#### [To do]
Print every line exactly as it appears in the material below.

#### [Records to use]
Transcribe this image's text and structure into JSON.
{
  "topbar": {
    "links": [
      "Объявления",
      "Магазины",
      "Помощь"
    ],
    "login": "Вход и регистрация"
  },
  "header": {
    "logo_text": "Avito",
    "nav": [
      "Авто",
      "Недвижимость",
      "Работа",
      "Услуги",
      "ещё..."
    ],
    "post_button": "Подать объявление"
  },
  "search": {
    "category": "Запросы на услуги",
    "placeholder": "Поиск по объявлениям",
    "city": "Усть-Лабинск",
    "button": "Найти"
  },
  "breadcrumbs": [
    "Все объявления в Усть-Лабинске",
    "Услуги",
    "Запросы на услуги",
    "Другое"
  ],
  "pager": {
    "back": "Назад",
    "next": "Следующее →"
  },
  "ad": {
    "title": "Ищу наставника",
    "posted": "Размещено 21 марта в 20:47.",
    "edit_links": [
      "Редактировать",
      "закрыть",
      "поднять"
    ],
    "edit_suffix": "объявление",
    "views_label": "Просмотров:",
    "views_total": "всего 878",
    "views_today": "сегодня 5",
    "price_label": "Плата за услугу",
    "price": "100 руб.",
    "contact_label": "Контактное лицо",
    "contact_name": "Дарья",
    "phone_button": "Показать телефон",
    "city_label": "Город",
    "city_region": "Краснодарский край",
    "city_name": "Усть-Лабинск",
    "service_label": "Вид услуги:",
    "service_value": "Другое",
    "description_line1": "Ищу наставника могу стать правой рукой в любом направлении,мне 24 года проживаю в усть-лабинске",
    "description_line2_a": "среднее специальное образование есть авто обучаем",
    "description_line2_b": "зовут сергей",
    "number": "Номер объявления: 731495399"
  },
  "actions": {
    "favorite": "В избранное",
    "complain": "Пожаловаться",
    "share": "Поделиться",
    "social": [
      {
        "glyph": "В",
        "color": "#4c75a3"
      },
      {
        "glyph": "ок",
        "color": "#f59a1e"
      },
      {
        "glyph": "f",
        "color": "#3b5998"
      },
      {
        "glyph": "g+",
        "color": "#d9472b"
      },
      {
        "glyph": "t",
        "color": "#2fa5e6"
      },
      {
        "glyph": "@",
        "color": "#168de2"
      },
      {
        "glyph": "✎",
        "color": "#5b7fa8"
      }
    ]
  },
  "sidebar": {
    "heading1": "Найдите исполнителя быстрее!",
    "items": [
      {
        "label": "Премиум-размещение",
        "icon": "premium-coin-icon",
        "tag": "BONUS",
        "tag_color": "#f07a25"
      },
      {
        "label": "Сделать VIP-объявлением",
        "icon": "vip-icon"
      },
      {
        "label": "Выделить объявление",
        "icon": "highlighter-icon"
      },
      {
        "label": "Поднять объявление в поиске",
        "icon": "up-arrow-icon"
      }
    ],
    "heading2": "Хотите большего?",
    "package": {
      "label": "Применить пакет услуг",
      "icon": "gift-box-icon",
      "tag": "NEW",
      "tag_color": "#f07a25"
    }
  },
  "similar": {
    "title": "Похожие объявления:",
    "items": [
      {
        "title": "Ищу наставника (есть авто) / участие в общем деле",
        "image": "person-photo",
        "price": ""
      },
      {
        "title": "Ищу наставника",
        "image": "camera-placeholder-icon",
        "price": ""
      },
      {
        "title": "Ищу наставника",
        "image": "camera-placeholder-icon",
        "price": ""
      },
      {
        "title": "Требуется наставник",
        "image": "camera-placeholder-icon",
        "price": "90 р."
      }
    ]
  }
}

#### [Task solution]
Transcribe this image's text and structure into JSON.
{
  "topbar": {
    "links": [
      "Объявления",
      "Магазины",
      "Помощь"
    ],
    "login": "Вход и регистрация"
  },
  "header": {
    "logo_text": "Avito",
    "nav": [
      "Авто",
      "Недвижимость",
      "Работа",
      "Услуги",
      "ещё..."
    ],
    "post_button": "Подать объявление"
  },
  "search": {
    "category": "Запросы на услуги",
    "placeholder": "Поиск по объявлениям",
    "city": "Усть-Лабинск",
    "button": "Найти"
  },
  "breadcrumbs": [
    "Все объявления в Усть-Лабинске",
    "Услуги",
    "Запросы на услуги",
    "Другое"
  ],
  "pager": {
    "back": "Назад",
    "next": "Следующее →"
  },
  "ad": {
    "title": "Ищу наставника",
    "posted": "Размещено 21 марта в 20:47.",
    "edit_links": [
      "Редактировать",
      "закрыть",
      "поднять"
    ],
    "edit_suffix": "объявление",
    "views_label": "Просмотров:",
    "views_total": "всего 878",
    "views_today": "сегодня 5",
    "price_label": "Плата за услугу",
    "price": "100 руб.",
    "contact_label": "Контактное лицо",
    "contact_name": "Дарья",
    "phone_button": "Показать телефон",
    "city_label": "Город",
    "city_region": "Краснодарский край",
    "city_name": "Усть-Лабинск",
    "service_label": "Вид услуги:",
    "service_value": "Другое",
    "description_line1": "Ищу наставника могу стать правой рукой в любом направлении,мне 24 года проживаю в усть-лабинске",
    "description_line2_a": "среднее специальное образование есть авто обучаем",
    "description_line2_b": "зовут сергей",
    "number": "Номер объявления: 731495399"
  },
  "actions": {
    "favorite": "В избранное",
    "complain": "Пожаловаться",
    "share": "Поделиться",
    "social": [
      {
        "glyph": "В",
        "color": "#4c75a3"
      },
      {
        "glyph": "ок",
        "color": "#f59a1e"
      },
      {
        "glyph": "f",
        "color": "#3b5998"
      },
      {
        "glyph": "g+",
        "color": "#d9472b"
      },
      {
        "glyph": "t",
        "color": "#2fa5e6"
      },
      {
        "glyph": "@",
        "color": "#168de2"
      },
      {
        "glyph": "✎",
        "color": "#5b7fa8"
      }
    ]
  },
  "sidebar": {
    "heading1": "Найдите исполнителя быстрее!",
    "items": [
      {
        "label": "Премиум-размещение",
        "icon": "premium-coin-icon",
        "tag": "BONUS",
        "tag_color": "#f07a25"
      },
      {
        "label": "Сделать VIP-объявлением",
        "icon": "vip-icon"
      },
      {
        "label": "Выделить объявление",
        "icon": "highlighter-icon"
      },
      {
        "label": "Поднять объявление в поиске",
        "icon": "up-arrow-icon"
      }
    ],
    "heading2": "Хотите большего?",
    "package": {
      "label": "Применить пакет услуг",
      "icon": "gift-box-icon",
      "tag": "NEW",
      "tag_color": "#f07a25"
    }
  },
  "similar": {
    "title": "Похожие объявления:",
    "items": [
      {
        "title": "Ищу наставника (есть авто) / участие в общем деле",
        "image": "person-photo",
        "price": ""
      },
      {
        "title": "Ищу наставника",
        "image": "camera-placeholder-icon",
        "price": ""
      },
      {
        "title": "Ищу наставника",
        "image": "camera-placeholder-icon",
        "price": ""
      },
      {
        "title": "Требуется наставник",
        "image": "camera-placeholder-icon",
        "price": "90 р."
      }
    ]
  }
}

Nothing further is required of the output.